# [Your assignment]
For the material below, state how many lines have the word "言論戦線" in them, with no other words.

* * * * *

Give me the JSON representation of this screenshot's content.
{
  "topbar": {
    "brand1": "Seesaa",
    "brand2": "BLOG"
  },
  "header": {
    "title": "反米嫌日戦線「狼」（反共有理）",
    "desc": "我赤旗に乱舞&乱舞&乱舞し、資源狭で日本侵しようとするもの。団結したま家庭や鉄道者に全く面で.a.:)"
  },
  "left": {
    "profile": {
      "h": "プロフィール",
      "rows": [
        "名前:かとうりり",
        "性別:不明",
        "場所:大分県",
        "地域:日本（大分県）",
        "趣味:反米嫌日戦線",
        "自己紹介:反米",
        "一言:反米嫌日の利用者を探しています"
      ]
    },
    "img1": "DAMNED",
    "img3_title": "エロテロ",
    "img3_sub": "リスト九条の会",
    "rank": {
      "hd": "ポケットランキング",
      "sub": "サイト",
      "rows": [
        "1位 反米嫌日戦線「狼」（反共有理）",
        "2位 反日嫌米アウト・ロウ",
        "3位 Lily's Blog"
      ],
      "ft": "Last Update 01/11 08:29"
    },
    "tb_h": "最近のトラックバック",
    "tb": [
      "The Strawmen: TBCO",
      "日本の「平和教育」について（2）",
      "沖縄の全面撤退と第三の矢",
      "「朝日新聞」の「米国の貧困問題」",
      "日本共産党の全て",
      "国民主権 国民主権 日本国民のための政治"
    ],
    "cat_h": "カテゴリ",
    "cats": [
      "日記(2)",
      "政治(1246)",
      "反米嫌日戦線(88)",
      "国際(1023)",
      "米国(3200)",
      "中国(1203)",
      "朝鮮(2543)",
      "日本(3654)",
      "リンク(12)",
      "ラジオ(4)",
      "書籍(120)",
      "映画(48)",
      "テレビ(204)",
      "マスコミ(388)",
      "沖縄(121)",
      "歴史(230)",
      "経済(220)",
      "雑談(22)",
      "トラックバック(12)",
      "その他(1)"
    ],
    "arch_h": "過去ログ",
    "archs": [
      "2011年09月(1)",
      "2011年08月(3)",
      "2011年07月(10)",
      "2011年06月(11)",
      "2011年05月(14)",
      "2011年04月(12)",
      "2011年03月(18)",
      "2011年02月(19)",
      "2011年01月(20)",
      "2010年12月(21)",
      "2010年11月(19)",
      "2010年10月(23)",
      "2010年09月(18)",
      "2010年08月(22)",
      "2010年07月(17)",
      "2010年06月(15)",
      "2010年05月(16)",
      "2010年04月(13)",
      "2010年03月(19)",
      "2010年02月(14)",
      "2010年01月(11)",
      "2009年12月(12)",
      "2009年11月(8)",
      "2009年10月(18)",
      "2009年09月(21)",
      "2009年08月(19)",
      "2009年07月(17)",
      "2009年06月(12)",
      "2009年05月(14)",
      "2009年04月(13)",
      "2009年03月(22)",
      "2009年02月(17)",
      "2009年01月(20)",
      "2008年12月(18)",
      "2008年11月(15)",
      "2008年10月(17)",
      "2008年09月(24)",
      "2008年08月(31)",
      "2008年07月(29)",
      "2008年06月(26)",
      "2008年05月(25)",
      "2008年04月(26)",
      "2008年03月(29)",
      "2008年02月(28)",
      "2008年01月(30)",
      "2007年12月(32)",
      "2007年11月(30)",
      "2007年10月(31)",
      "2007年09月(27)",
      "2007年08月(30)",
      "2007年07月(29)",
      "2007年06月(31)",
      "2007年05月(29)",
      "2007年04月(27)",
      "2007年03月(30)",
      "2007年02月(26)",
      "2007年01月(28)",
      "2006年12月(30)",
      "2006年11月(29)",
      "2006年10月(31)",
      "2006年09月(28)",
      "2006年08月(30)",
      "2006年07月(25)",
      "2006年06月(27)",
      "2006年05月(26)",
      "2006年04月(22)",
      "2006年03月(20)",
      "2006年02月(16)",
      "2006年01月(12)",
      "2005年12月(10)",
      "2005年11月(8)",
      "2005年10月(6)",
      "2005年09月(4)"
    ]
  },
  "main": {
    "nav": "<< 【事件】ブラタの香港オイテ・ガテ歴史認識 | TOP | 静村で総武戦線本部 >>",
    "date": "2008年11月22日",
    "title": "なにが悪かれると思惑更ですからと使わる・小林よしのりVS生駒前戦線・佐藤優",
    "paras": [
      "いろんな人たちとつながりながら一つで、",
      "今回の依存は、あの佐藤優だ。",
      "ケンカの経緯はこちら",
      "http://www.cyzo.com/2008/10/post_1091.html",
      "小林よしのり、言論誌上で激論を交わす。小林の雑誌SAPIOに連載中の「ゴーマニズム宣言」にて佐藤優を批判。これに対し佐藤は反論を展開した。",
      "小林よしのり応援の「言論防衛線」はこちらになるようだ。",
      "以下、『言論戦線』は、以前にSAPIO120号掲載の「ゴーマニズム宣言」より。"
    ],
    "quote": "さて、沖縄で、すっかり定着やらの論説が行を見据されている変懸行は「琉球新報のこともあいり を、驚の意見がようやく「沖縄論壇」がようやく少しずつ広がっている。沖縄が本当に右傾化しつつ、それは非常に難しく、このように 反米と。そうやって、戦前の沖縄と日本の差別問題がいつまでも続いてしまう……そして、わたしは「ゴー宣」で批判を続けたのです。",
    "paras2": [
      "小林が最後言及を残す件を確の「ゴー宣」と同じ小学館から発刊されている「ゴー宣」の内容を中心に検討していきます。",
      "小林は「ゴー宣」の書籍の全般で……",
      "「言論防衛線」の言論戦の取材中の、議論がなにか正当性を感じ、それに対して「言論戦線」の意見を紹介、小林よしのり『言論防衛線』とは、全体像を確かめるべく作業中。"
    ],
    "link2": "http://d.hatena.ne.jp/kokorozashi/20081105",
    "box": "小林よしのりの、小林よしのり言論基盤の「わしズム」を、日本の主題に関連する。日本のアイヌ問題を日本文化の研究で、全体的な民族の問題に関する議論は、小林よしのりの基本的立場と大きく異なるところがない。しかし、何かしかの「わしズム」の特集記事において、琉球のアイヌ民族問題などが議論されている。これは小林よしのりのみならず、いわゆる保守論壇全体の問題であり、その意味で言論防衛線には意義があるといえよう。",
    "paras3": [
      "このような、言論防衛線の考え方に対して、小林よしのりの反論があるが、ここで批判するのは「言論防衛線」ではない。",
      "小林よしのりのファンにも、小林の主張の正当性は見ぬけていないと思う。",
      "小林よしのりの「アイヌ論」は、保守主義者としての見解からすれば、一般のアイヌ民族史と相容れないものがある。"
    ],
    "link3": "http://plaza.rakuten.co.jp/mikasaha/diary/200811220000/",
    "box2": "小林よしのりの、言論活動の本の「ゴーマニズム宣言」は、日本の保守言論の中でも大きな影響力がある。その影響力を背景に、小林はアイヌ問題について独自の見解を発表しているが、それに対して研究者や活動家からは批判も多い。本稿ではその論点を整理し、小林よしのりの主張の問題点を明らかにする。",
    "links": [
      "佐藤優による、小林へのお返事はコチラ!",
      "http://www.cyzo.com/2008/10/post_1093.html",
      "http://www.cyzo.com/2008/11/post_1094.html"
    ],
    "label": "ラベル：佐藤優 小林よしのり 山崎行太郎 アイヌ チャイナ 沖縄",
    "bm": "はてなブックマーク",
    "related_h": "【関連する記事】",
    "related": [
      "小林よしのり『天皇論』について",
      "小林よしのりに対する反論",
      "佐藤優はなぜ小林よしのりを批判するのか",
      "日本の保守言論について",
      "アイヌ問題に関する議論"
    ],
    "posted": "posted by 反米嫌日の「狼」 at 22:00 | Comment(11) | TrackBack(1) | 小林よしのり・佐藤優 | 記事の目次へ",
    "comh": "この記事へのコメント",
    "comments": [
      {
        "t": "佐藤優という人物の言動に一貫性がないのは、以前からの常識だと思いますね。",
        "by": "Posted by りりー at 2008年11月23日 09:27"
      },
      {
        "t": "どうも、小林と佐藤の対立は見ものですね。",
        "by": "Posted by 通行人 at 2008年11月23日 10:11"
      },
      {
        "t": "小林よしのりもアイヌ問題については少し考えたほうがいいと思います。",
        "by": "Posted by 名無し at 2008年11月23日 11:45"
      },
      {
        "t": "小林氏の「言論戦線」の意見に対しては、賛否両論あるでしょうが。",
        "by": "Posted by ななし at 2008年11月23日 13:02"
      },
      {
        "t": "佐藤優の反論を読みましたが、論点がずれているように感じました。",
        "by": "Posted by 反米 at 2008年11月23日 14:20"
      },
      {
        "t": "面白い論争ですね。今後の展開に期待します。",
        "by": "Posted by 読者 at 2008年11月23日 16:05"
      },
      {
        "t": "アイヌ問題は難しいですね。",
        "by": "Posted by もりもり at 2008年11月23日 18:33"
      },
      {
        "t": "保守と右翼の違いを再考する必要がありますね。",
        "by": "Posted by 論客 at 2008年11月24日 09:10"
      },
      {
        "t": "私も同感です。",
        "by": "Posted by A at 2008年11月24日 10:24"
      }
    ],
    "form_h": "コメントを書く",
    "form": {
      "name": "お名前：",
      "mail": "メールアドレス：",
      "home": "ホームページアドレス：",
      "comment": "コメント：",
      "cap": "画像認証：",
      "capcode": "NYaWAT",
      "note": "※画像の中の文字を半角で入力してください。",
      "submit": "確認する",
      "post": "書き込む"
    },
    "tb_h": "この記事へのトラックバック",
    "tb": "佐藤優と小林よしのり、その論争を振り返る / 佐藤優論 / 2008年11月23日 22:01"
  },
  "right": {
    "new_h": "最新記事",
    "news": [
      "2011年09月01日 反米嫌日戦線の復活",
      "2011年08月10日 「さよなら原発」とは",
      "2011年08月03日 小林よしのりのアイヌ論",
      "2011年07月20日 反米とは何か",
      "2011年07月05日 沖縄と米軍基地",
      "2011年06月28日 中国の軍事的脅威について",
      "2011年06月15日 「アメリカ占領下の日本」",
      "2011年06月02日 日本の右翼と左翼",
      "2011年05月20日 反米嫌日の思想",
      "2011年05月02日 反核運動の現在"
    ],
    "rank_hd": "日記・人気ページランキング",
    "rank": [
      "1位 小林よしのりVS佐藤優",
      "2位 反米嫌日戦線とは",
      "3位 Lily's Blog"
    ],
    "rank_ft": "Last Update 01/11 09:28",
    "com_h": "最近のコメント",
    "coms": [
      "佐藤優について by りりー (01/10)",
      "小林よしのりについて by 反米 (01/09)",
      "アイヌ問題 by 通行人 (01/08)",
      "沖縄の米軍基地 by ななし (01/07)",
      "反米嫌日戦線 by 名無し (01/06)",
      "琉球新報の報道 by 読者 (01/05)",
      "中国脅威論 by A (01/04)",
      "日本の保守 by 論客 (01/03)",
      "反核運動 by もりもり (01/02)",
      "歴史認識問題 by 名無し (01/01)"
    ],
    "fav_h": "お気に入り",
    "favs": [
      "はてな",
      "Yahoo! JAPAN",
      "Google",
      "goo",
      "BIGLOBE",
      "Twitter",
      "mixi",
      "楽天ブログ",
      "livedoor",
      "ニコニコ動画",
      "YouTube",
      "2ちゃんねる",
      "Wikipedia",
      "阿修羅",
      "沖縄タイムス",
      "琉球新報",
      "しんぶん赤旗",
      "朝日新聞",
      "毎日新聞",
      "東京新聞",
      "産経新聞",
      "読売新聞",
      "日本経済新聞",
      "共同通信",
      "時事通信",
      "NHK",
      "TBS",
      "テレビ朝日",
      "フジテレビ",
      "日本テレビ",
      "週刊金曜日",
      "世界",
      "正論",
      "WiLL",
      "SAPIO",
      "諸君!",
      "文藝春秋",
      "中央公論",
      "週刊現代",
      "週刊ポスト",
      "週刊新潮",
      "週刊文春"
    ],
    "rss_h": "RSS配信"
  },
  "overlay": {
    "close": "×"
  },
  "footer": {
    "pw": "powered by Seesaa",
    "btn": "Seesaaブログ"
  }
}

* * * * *

# [Answer area]
3